Pics of the Square Tower group:
While the Square Tower Group is accessible from the main visitor center to see the other sites you have to travel north on Hovenweep road and then turn off onto dirt roads. The road to the Hackberry and Holly groups is pretty good except for the dead end right at the Holly group which is fairly rocky.
The Holly Group:
The Cutthroat Castle group is even further north up the Hovenweep road from the turn off for the Hackberry/Holly group. The Cutthroat Castle road also had the ominous note that only high clearance vehicles were recommended past a certain point. After some easy dirt road we reached the "high" trail head for Cutthroat, ahead we could see a rocky one lane descent curving off to the left. Lori wasn't sure about continuing but I was certain that I didn't want to hike from high trail head, in gear, in high 70s to mid 80s temps.
After a short discussion we continued down the road which was moderately steep, narrow, and rock covered. It switched back and forth and up and down eventually stopping at a circle just above the Cutthroat Castle group.
Riding back out the Cutthroat Castle road:
We would follow the main road north around the Canyons of the Ancients National Monument. While riding east on County road BB we could see road signs twisting and dancing in the wind that was currently at our backs. This did not bode well for in a few minutes we would join up with US 491 to head south to Cortez.

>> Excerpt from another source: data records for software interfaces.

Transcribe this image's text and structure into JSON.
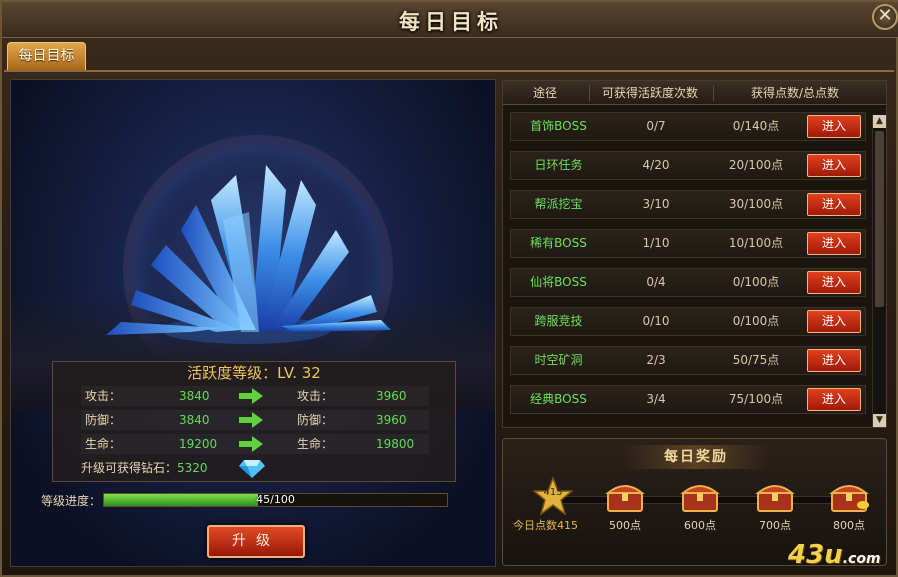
{
  "window": {
    "title": "每日目标",
    "close_label": "✕"
  },
  "tabs": [
    {
      "label": "每日目标"
    }
  ],
  "left": {
    "level_text": "活跃度等级：LV. 32",
    "stats": [
      {
        "label": "攻击：",
        "current": "3840",
        "next_label": "攻击：",
        "next": "3960"
      },
      {
        "label": "防御：",
        "current": "3840",
        "next_label": "防御：",
        "next": "3960"
      },
      {
        "label": "生命：",
        "current": "19200",
        "next_label": "生命：",
        "next": "19800"
      }
    ],
    "diamond_label": "升级可获得钻石：",
    "diamond_value": "5320",
    "progress_label": "等级进度：",
    "progress_text": "45/100",
    "progress_fraction": 0.45,
    "upgrade_label": "升级"
  },
  "table": {
    "headers": [
      "途径",
      "可获得活跃度次数",
      "获得点数/总点数"
    ],
    "rows": [
      {
        "name": "首饰BOSS",
        "count": "0/7",
        "points": "0/140点",
        "action": "进入"
      },
      {
        "name": "日环任务",
        "count": "4/20",
        "points": "20/100点",
        "action": "进入"
      },
      {
        "name": "帮派挖宝",
        "count": "3/10",
        "points": "30/100点",
        "action": "进入"
      },
      {
        "name": "稀有BOSS",
        "count": "1/10",
        "points": "10/100点",
        "action": "进入"
      },
      {
        "name": "仙将BOSS",
        "count": "0/4",
        "points": "0/100点",
        "action": "进入"
      },
      {
        "name": "跨服竞技",
        "count": "0/10",
        "points": "0/100点",
        "action": "进入"
      },
      {
        "name": "时空矿洞",
        "count": "2/3",
        "points": "50/75点",
        "action": "进入"
      },
      {
        "name": "经典BOSS",
        "count": "3/4",
        "points": "75/100点",
        "action": "进入"
      }
    ],
    "scroll_up": "▲",
    "scroll_down": "▼"
  },
  "rewards": {
    "title": "每日奖励",
    "star_value": "415",
    "today_label": "今日点数415",
    "chests": [
      "500点",
      "600点",
      "700点",
      "800点"
    ]
  },
  "watermark": {
    "main": "43u",
    "suffix": ".com"
  },
  "colors": {
    "accent_gold": "#f2c654",
    "stat_green": "#66d95a",
    "button_red": "#c22d10"
  }
}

Sure enough as soon as we turned we hit the worst of the wind. The road went south east the wind came from the south west, putting it in our face but at an angle. Strait line winds were above 40 mph and gusts as high as 55 mph. We abandoned our usual stagger formation so that each of us could ride in the center of the lane. We needed all of the room we could get as the winds were quite treacherous.
Leaning into the wind and on the throttle to stay close to the 65 mph speed limit we would periodically ride into the shadow of buildings or places where the road cut through a small hill. In these spots the wind would stop or reverse throwing you across the lane only to hit you hard from the original direction seconds later.
We stopped in Cortez for lunch and a break from the wind. Then we headed east to Durango by way of US 160. The wind was mostly at our backs again and we could enjoy this section of road as it twisted through the hills. Durango was a nuthouse when we arrived as a massive annual bicycle race was underway. We altered our plans to ride through the historic district and headed straight to the hotel. Dinner would be at Sweeny's directly across US 550 from our hotel. Dinner was fabulous! I'm a huge fan of chicken parmigiana but I rarely order it on account of the fact that many restaurants phone it in by using frozen breaded chicken breasts which are almost always dry and rubbery. The dish as prepared by Sweeny's chef was everything a chicken parm should be; moist, tender with a crispy crust and balanced with cheeses, sauce and pasta. Mmmmmmm.